Dedicated to Deposits: Deals, Data, and Discussion

Annuity Advice from The Mole and High Rate CDs Advertised in Newspapers


The Money Magazine's undercover financial planner, The Mole, was asked by one of his readers about a fixed annuity being marketed at a presentation to senior citizens. The Mole's answer was to "Steer clear of this annuity salesman, as he is preying on your emotions and selling some righteously nasty stuff." The Mole describes how they play on your emotions and why the annuities are such bad deals.

Some of his advice was to "manage any anxiety you might have about financial security by keeping your safe money safe. Don't settle for an average-paying CD, however." I'm happy that this blog was one of the resources he mentioned for finding the best CD rates from FDIC banks and NCUA credit unions. For other resources, check out my finding-the-best-deals post.

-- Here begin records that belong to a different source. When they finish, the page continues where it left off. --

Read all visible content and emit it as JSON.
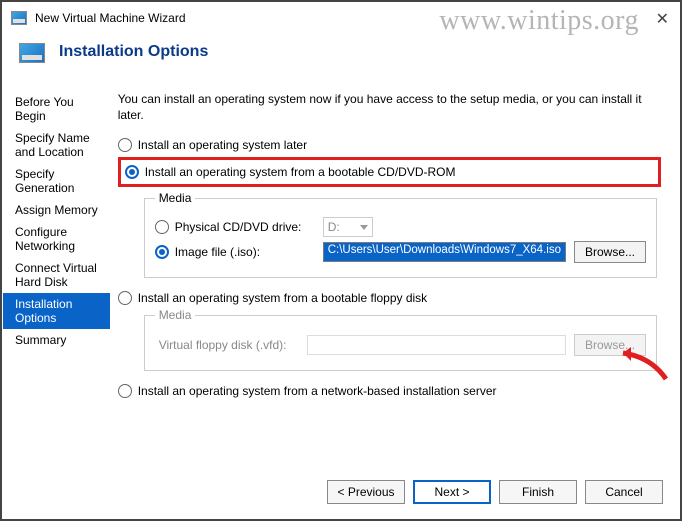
{
  "window": {
    "title": "New Virtual Machine Wizard"
  },
  "watermark": "www.wintips.org",
  "header": {
    "title": "Installation Options"
  },
  "sidebar": {
    "items": [
      {
        "label": "Before You Begin"
      },
      {
        "label": "Specify Name and Location"
      },
      {
        "label": "Specify Generation"
      },
      {
        "label": "Assign Memory"
      },
      {
        "label": "Configure Networking"
      },
      {
        "label": "Connect Virtual Hard Disk"
      },
      {
        "label": "Installation Options"
      },
      {
        "label": "Summary"
      }
    ],
    "active_index": 6
  },
  "main": {
    "description": "You can install an operating system now if you have access to the setup media, or you can install it later.",
    "options": {
      "later": "Install an operating system later",
      "cd": "Install an operating system from a bootable CD/DVD-ROM",
      "floppy": "Install an operating system from a bootable floppy disk",
      "network": "Install an operating system from a network-based installation server"
    },
    "media_cd": {
      "legend": "Media",
      "physical_label": "Physical CD/DVD drive:",
      "physical_drive": "D:",
      "image_label": "Image file (.iso):",
      "iso_path": "C:\\Users\\User\\Downloads\\Windows7_X64.iso",
      "browse": "Browse..."
    },
    "media_floppy": {
      "legend": "Media",
      "vfd_label": "Virtual floppy disk (.vfd):",
      "browse": "Browse..."
    }
  },
  "footer": {
    "previous": "< Previous",
    "next": "Next >",
    "finish": "Finish",
    "cancel": "Cancel"
  }
}
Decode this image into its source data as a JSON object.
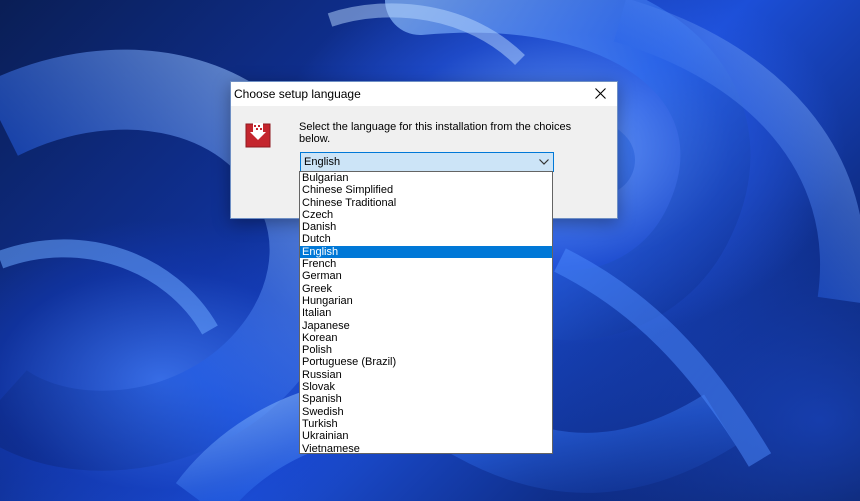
{
  "dialog": {
    "title": "Choose setup language",
    "prompt": "Select the language for this installation from the choices below.",
    "selected_language": "English",
    "icons": {
      "app": "installer-box-icon",
      "close": "close-icon",
      "dropdown": "chevron-down-icon"
    }
  },
  "languages": [
    {
      "label": "Bulgarian",
      "selected": false
    },
    {
      "label": "Chinese Simplified",
      "selected": false
    },
    {
      "label": "Chinese Traditional",
      "selected": false
    },
    {
      "label": "Czech",
      "selected": false
    },
    {
      "label": "Danish",
      "selected": false
    },
    {
      "label": "Dutch",
      "selected": false
    },
    {
      "label": "English",
      "selected": true
    },
    {
      "label": "French",
      "selected": false
    },
    {
      "label": "German",
      "selected": false
    },
    {
      "label": "Greek",
      "selected": false
    },
    {
      "label": "Hungarian",
      "selected": false
    },
    {
      "label": "Italian",
      "selected": false
    },
    {
      "label": "Japanese",
      "selected": false
    },
    {
      "label": "Korean",
      "selected": false
    },
    {
      "label": "Polish",
      "selected": false
    },
    {
      "label": "Portuguese (Brazil)",
      "selected": false
    },
    {
      "label": "Russian",
      "selected": false
    },
    {
      "label": "Slovak",
      "selected": false
    },
    {
      "label": "Spanish",
      "selected": false
    },
    {
      "label": "Swedish",
      "selected": false
    },
    {
      "label": "Turkish",
      "selected": false
    },
    {
      "label": "Ukrainian",
      "selected": false
    },
    {
      "label": "Vietnamese",
      "selected": false
    }
  ],
  "colors": {
    "selection": "#0078d7",
    "combo_background": "#cce4f7",
    "icon_red": "#c4262e"
  }
}
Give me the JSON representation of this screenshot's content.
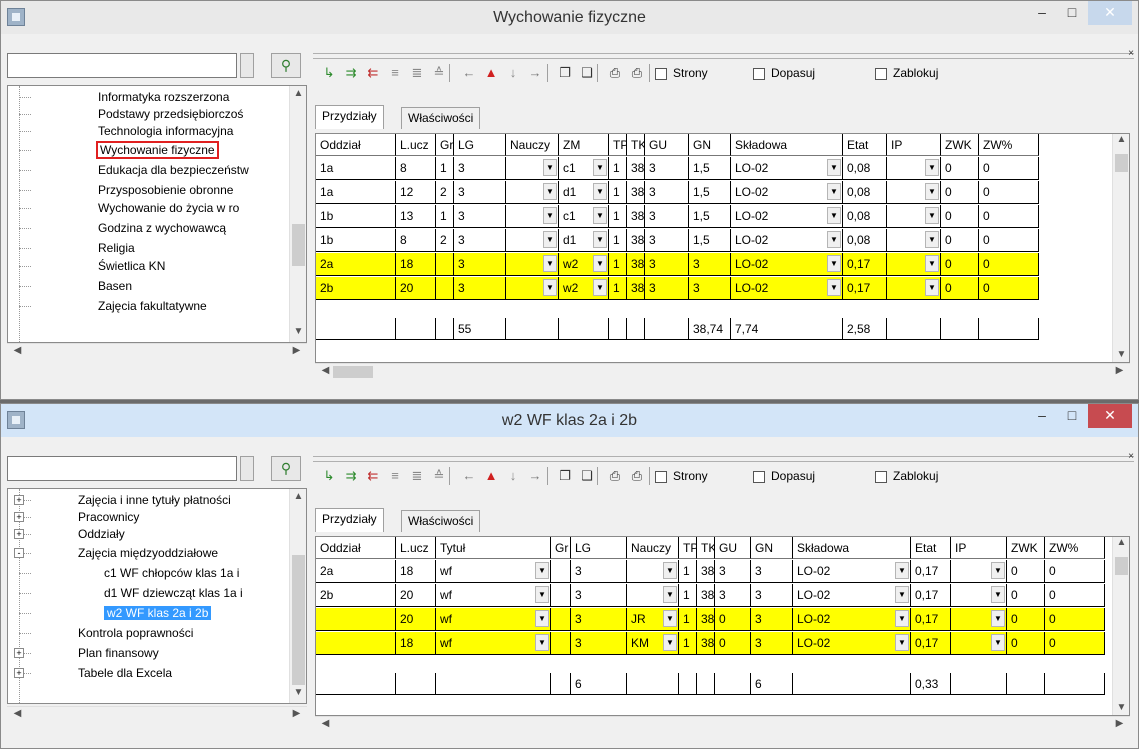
{
  "colors": {
    "highlight_row": "#ffff00",
    "selection": "#3399ff",
    "close_button": "#c74b50"
  },
  "toolbar": {
    "checkboxes": [
      "Strony",
      "Dopasuj",
      "Zablokuj"
    ],
    "icons": [
      "insert-row-icon",
      "insert-rows-icon",
      "remove-row-icon",
      "merge-icon",
      "split-icon",
      "sort-icon",
      "arrow-left-icon",
      "arrow-up-icon",
      "arrow-down-icon",
      "arrow-right-icon",
      "copy-icon",
      "paste-icon",
      "print-preview-icon",
      "print-icon"
    ]
  },
  "tabs": [
    "Przydziały",
    "Właściwości"
  ],
  "window1": {
    "title": "Wychowanie fizyczne",
    "tree": [
      "Informatyka rozszerzona",
      "Podstawy przedsiębiorczoś",
      "Technologia informacyjna",
      "Wychowanie fizyczne",
      "Edukacja dla bezpieczeństw",
      "Przysposobienie obronne",
      "Wychowanie do życia w ro",
      "Godzina z wychowawcą",
      "Religia",
      "Świetlica KN",
      "Basen",
      "Zajęcia fakultatywne"
    ],
    "columns": [
      "Oddział",
      "L.ucz",
      "Gr",
      "LG",
      "Nauczy",
      "ZM",
      "TP",
      "TK",
      "GU",
      "GN",
      "Składowa",
      "Etat",
      "IP",
      "ZWK",
      "ZW%"
    ],
    "rows": [
      [
        "1a",
        "8",
        "1",
        "3",
        "",
        "c1",
        "1",
        "38",
        "3",
        "1,5",
        "LO-02",
        "0,08",
        "",
        "0",
        "0"
      ],
      [
        "1a",
        "12",
        "2",
        "3",
        "",
        "d1",
        "1",
        "38",
        "3",
        "1,5",
        "LO-02",
        "0,08",
        "",
        "0",
        "0"
      ],
      [
        "1b",
        "13",
        "1",
        "3",
        "",
        "c1",
        "1",
        "38",
        "3",
        "1,5",
        "LO-02",
        "0,08",
        "",
        "0",
        "0"
      ],
      [
        "1b",
        "8",
        "2",
        "3",
        "",
        "d1",
        "1",
        "38",
        "3",
        "1,5",
        "LO-02",
        "0,08",
        "",
        "0",
        "0"
      ],
      [
        "2a",
        "18",
        "",
        "3",
        "",
        "w2",
        "1",
        "38",
        "3",
        "3",
        "LO-02",
        "0,17",
        "",
        "0",
        "0"
      ],
      [
        "2b",
        "20",
        "",
        "3",
        "",
        "w2",
        "1",
        "38",
        "3",
        "3",
        "LO-02",
        "0,17",
        "",
        "0",
        "0"
      ]
    ],
    "totals": [
      "",
      "",
      "",
      "55",
      "",
      "",
      "",
      "",
      "",
      "38,74",
      "7,74",
      "2,58",
      "",
      "",
      ""
    ]
  },
  "window2": {
    "title": "w2 WF klas 2a i 2b",
    "tree": [
      "Zajęcia i inne tytuły płatności",
      "Pracownicy",
      "Oddziały",
      "Zajęcia międzyoddziałowe",
      "c1 WF chłopców klas 1a i",
      "d1 WF dziewcząt klas 1a i",
      "w2 WF klas 2a i 2b",
      "Kontrola poprawności",
      "Plan finansowy",
      "Tabele dla Excela"
    ],
    "columns": [
      "Oddział",
      "L.ucz",
      "Tytuł",
      "Gr",
      "LG",
      "Nauczy",
      "TP",
      "TK",
      "GU",
      "GN",
      "Składowa",
      "Etat",
      "IP",
      "ZWK",
      "ZW%"
    ],
    "rows": [
      [
        "2a",
        "18",
        "wf",
        "",
        "3",
        "",
        "1",
        "38",
        "3",
        "3",
        "LO-02",
        "0,17",
        "",
        "0",
        "0"
      ],
      [
        "2b",
        "20",
        "wf",
        "",
        "3",
        "",
        "1",
        "38",
        "3",
        "3",
        "LO-02",
        "0,17",
        "",
        "0",
        "0"
      ],
      [
        "",
        "20",
        "wf",
        "",
        "3",
        "JR",
        "1",
        "38",
        "0",
        "3",
        "LO-02",
        "0,17",
        "",
        "0",
        "0"
      ],
      [
        "",
        "18",
        "wf",
        "",
        "3",
        "KM",
        "1",
        "38",
        "0",
        "3",
        "LO-02",
        "0,17",
        "",
        "0",
        "0"
      ]
    ],
    "totals": [
      "",
      "",
      "",
      "",
      "6",
      "",
      "",
      "",
      "",
      "6",
      "",
      "0,33",
      "",
      "",
      ""
    ]
  }
}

Other places you may come across annuities are from financial services companies that provide CD locator services. When you see high rate CDs advertised in the newspapers, but the ad doesn't list the bank and it requires you to call to make an appointment, there's a good chance that the ad is from this type of financial service company. The CD is probably legitimate. The company typically acts as a middle man with a bank. However, they sometimes add in their own money which when added to the interest from the CD will result in the advertised high yield. This extra money is similar to the bonuses given out by timeshare salesmen. The financial service company hopes that the relationship they build with you will lead you into annuities or other products where they will earn commissions.

So heed the advice of The Mole, "always be on the lookout for anyone pitching a financial product using scare tactics. Never buy any financial product on the spot."

Thanks to the reader who emailed me news of this Money Magazine article.

Related Posts

Comments
6 comments.
Comment #1 by jim (anonymous) posted on
jim
Congrats on the mention! You do great work here so it's wonderful to see you get some recognition for it.

1
Comment #2 by annunity (anonymous) posted on
annunity
Thanks for very useful information.

1
Comment #3 by Index Annuity (anonymous) posted on
Index Annuity
I really enjoyed this post and looking forward to more updates for make it more effective.

1
Comment #4 by Tom (anonymous) posted on
Tom
The additional annual growth from tax deferral in a deferred annuity account, compared to a stock or bond index mutual fund that is outside an annuity account, is less than 0.2% (see cash flow projection on annuityevaluator.com).  An immediate annuity that pays you a stream of periodic payments has no tax-deferred advantage over a stock or bond index mutual fund that is outside an annuity account.  An index mutual fund that is outside an annuity account generates few short-term capital gains and, therefore, is mostly taxed at a low long-term capital gains tax rate, compared to annuity income which is taxed at the higher ordinary tax rate.  Some of the annuity income is excluded from taxes, but the higher tax rate offsets the benefit of the exclusion.

1
Comment #5 by Eric Eddler (anonymous) posted on
Eric Eddler
These people, or as we're refferring to them, "moles", sound like awful human beings. They prey on the elderly and push them into nasty contracts they don't need? Thats pretty low. It just shows how important it is to make sure your signing into a deal you actually need. This reminds me of a couple of friends who who backed out of an annuity through a cash out annuity option when they didn't need to. I showed them an article on this too late. -Eric

1